Web page and app entries:

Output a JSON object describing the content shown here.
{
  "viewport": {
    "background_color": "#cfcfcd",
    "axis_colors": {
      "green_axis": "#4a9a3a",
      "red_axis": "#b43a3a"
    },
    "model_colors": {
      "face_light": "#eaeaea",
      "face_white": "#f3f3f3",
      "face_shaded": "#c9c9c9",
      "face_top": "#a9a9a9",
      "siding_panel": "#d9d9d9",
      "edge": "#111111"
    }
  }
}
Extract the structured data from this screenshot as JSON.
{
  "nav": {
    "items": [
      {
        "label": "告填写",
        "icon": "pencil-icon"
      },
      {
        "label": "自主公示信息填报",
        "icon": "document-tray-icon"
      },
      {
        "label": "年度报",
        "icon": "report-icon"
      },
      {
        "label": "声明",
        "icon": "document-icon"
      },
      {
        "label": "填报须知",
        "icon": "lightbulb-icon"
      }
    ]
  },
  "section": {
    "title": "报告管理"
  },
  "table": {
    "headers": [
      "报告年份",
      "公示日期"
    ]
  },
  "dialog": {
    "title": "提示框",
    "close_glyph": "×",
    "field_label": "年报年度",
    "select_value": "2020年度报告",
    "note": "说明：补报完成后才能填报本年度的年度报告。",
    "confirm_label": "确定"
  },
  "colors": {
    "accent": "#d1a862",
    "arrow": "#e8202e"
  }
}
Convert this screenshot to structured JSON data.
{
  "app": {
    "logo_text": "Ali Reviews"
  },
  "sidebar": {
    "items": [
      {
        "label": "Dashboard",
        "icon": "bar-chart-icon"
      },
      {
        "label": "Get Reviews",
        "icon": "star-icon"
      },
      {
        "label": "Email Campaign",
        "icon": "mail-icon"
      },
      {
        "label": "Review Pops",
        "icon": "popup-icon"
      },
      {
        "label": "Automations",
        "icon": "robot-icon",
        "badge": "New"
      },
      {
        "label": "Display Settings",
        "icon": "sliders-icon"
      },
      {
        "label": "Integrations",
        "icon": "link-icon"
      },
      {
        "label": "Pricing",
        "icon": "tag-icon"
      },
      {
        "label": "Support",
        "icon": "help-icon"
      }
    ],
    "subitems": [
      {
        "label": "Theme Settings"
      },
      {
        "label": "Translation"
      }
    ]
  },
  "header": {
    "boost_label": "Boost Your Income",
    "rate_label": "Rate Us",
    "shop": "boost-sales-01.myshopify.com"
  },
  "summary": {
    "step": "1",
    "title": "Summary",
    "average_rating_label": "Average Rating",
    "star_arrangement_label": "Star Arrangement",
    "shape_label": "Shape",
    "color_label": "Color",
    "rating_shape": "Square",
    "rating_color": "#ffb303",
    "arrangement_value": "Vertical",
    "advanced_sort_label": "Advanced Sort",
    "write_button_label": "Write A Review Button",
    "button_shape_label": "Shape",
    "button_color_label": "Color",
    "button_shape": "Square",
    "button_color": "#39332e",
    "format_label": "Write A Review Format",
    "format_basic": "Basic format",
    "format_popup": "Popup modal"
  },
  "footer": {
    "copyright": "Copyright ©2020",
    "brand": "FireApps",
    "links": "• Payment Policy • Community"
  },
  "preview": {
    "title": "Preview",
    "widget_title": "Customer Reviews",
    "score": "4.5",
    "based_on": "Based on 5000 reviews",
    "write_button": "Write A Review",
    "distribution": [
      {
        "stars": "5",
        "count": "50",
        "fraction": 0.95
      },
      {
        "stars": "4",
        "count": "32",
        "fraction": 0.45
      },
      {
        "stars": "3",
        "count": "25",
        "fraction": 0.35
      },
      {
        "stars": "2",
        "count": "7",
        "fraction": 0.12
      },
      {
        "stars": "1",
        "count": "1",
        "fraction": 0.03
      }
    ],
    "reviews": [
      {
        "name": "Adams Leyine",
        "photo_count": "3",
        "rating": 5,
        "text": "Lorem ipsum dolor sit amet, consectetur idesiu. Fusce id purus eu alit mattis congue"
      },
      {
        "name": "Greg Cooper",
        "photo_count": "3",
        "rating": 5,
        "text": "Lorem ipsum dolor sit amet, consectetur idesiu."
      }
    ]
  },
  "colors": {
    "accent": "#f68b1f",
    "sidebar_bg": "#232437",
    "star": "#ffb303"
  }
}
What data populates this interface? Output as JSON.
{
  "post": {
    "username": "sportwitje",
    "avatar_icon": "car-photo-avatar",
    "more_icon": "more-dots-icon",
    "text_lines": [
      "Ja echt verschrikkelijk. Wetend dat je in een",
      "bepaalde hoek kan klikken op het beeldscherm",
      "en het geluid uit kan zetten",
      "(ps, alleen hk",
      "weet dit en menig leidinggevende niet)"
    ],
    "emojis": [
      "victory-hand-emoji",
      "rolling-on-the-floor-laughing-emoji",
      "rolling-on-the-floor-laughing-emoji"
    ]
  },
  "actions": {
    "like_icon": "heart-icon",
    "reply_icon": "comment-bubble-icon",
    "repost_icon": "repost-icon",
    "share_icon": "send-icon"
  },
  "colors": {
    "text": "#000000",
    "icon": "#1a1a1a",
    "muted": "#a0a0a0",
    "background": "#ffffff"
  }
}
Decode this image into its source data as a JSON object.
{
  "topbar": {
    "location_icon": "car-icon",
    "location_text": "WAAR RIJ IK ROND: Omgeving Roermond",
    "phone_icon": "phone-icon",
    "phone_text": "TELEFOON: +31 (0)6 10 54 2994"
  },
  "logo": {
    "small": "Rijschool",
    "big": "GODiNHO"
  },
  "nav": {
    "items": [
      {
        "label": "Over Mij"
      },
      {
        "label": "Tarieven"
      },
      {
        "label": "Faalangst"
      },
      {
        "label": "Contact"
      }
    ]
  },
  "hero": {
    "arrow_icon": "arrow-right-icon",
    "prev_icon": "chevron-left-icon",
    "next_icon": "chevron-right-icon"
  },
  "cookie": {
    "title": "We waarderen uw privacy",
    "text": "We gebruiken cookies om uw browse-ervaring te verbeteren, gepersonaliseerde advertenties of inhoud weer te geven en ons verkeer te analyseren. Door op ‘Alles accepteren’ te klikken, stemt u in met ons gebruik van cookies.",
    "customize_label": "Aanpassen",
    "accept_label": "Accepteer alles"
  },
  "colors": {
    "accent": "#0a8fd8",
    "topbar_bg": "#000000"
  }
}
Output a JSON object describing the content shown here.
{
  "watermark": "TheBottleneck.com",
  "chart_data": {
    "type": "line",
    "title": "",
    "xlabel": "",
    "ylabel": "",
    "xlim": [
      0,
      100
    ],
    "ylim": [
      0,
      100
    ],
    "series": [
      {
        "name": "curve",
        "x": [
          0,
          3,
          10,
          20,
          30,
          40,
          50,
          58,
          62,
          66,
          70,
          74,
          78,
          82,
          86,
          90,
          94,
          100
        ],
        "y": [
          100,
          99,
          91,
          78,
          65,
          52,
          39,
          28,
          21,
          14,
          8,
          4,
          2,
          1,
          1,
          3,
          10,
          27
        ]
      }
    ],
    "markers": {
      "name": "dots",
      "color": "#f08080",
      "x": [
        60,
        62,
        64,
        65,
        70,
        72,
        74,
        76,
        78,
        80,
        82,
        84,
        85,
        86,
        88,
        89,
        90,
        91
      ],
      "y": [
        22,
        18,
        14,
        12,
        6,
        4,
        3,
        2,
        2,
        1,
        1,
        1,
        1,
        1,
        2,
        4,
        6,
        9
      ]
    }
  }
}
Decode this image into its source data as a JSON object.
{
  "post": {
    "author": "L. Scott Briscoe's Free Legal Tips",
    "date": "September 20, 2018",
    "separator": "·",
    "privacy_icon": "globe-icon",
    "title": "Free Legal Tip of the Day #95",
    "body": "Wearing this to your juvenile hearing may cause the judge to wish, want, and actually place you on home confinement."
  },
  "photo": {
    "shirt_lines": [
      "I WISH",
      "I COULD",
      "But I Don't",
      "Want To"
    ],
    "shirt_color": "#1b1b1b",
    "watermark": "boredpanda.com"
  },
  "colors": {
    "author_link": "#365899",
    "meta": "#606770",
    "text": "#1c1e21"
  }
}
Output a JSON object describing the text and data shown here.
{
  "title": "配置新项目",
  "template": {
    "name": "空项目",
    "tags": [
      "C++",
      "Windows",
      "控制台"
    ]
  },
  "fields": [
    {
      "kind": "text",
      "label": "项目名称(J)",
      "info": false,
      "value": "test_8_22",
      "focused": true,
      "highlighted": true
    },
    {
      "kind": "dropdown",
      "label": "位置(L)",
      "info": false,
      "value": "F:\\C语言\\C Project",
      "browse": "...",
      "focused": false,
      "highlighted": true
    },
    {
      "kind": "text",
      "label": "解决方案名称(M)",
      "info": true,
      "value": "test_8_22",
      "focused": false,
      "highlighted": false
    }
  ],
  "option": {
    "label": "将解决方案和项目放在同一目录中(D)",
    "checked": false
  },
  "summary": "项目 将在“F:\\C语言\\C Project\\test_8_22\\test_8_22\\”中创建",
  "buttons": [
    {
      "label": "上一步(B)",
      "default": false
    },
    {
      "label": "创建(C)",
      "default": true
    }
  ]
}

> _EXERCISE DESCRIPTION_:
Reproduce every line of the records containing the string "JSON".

> _RESULT OF THIS TASK_:
Output a JSON object describing the content shown here.
Extract the structured data from this screenshot as JSON.
Convert this screenshot to structured JSON data.
What data populates this interface? Output as JSON.
Decode this image into its source data as a JSON object.
Output a JSON object describing the content shown here.
Decode this image into its source data as a JSON object.
Output a JSON object describing the text and data shown here.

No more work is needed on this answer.